Since his ascendance to the BJP’s helm as its candidate for prime minister in 2014, Narendra Modi has predictably focused on his economic acumen and successes in Gujarat as a major selling point for his campaign. As the Indian economy appears to leave behind its miracle-growth years and head increasingly into stagnation, this a sensible strategy.
Modi, however, hasn’t been too inclined to air his opinions on foreign policy – at least, in a cogent and organized way. Most of his publicized statements on the matter have been focused around incidents where he targeted what he perceived to be a failure in the Congress-led UPA coalition’s foreign policy platform. Indeed, one commentator at the The Diplomat has pegged him as somewhat of an “enigma” on the foreign policy front.

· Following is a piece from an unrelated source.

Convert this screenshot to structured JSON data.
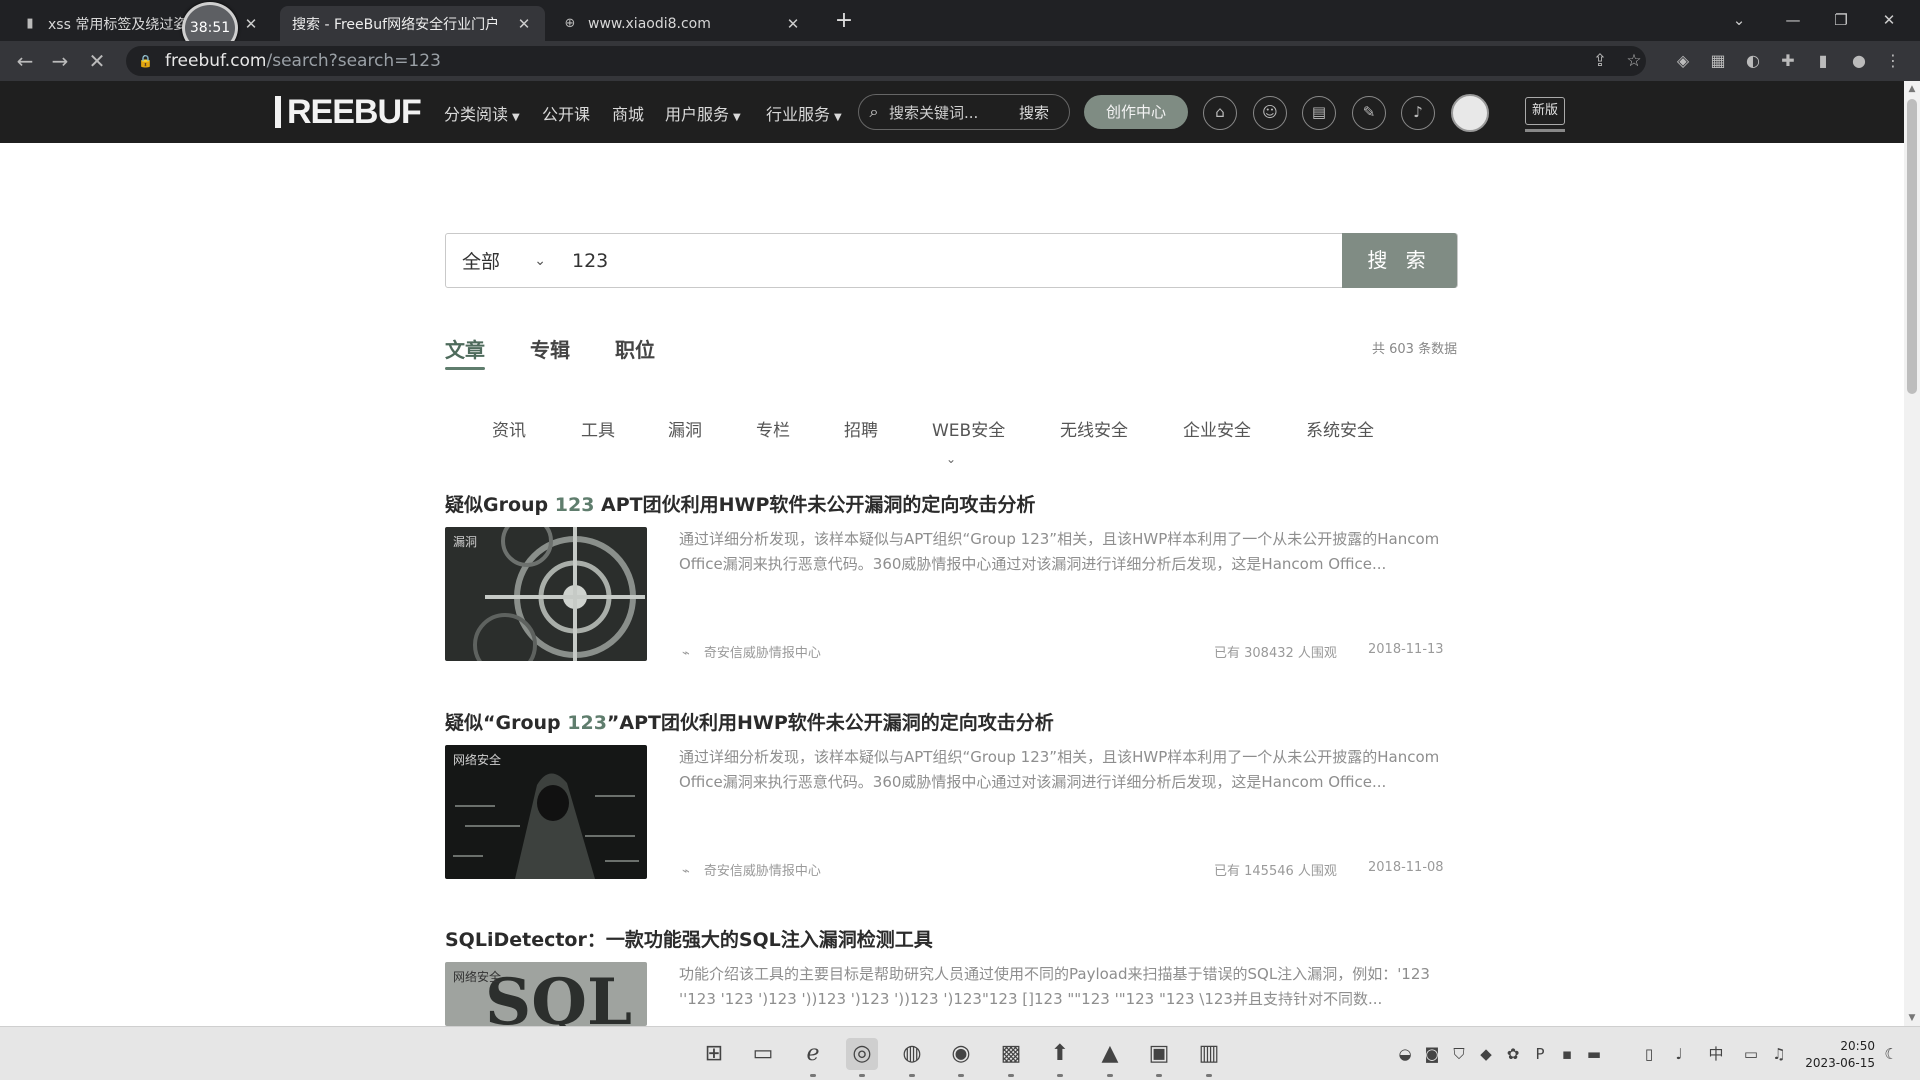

Modi’s foreign policy platform – from what one can grok from his public statements and speeches – is perplexing and a marked departure from what observers of Indian foreign policy might expect from a BJP candidate. A few weeks ago, Modi struck a chord in Chennai when he used a lecture there to argue for greater state participation in Indian foreign policy. The move was shrewd given Manmohan Singh’s trials over India’s participation in CHOGM just a week later – a response to Tamil Nadu’s sensitivities. Additionally, it addresses the concerns of the Trinamool Congress in West Bengal towards Bangladesh. He went as far as to wonder out loud if it would make sense for India to pair states with certain countries to develop improved economic and political ties. For Modi, this position may have been a political calculation rather than a matter of deep belief.Enjoying this article? Click here to subscribe for full access. Just $5 a month.
Modi, despite his notoriety over the 2002 Gujarat riots, has made himself well-known internationally as a promoter of Gujarat and its economic success story. There may be reason to believe that Modi is earnest in his belief that increased state participation in India’s representation abroad could help state development agendas see better diplomatic representation. Modi has said that “[India’s] missions do not have a clear perception of each state’s inherent strength that can be showcased.”
Modi, like many budding Asian leaders these days, seems to have read Joseph S. Nye on soft power. He has promoted tourism as a means of drawing economic activity into India, and has emphasized the development of ancient archaeological sites. All of this is however peripheral to Modi’s ultimate commitment to ushering India squarely into the ranks of the Great Powers.
Ultimately, it’s a worthwhile exercise to contrast Modi’s foreign policy and campaign for prime minister with that of Atal Behari Vajpayee’s in 1998. Vajpayee made no secret of his desire to test nuclear weapons while running for his second term as prime minister (the first one ended in 1996 after a 13-day quagmire where the BJP was unable to acquire support from other parties). Modi has praised Vajpayee’s legacy for its exercise of both strength and restraint when the moment called for it – in Modi’s words, a balance between shanti (peace) and shakti (power).
Modi demonstrates an acute awareness of the demands and constraints of Asian realpolitik in his statements on China. He has said that India “cannot allow China to dominate India in foreign policy matters.” He has been less clear about how he would transform India’s China policy, and has largely abstained from making any concrete statements on how India ought to handle its border disputes with China (to take one example). Regarding Pakistan, Modi has been an outspoken critic of the UPA’s reactions to slights to Indian sovereignty in Kashmir, and to provocations such as the beheading of Indian soldiers on the border. Modi’s diagnosis of India’s failure to resolve border issues with both China and Pakistan is political dysfunction in New Delhi.
Modi’s relationship with the United States is surprisingly ambiguous. He was denied a U.S. visa in 2005 over his alleged role in the 2002 riots – a decision that the United States has refused to reverse. However, U.S. scholars express optimism about continued strategic convergence between India and the United States should Modi become Prime Minster. The Carnegie Endowment’s Ashley Tellis postulates that relations would “deepen” as a result of Modi’s election. Modi is widely expected to further liberalize India’s economy, something that U.S. investors and firms would deeply appreciate.
If you’ve read this far, you might think that Modi is a difficult foreign policy thinker to pin down. Does his vacillation indicate that he thinks about India’s foreign policy options in shades of grey rather than black and white? Perhaps. Or perhaps not. Modi is, after all, a politician in pursuit of India’s grand political prize – the position of prime minister.
His expressions of support for everything from a soft-power-based pursuit of strategic interests to a truly outside-of-the-box state-based foreign policy federalism shouldn’t be taken to heart. Ultimately, if Modi were to become prime minister, India can expect to see a pragmatic approach to foreign policy predicated on improving foreign trade and greater investment inflows. There is little reason to believe that his core claim – replicating the Gujarat miracle on a national scale – isn’t going to be the foundation of his foreign policy. On matters of shanti and shakti, however, Modi is far more of a wildcard.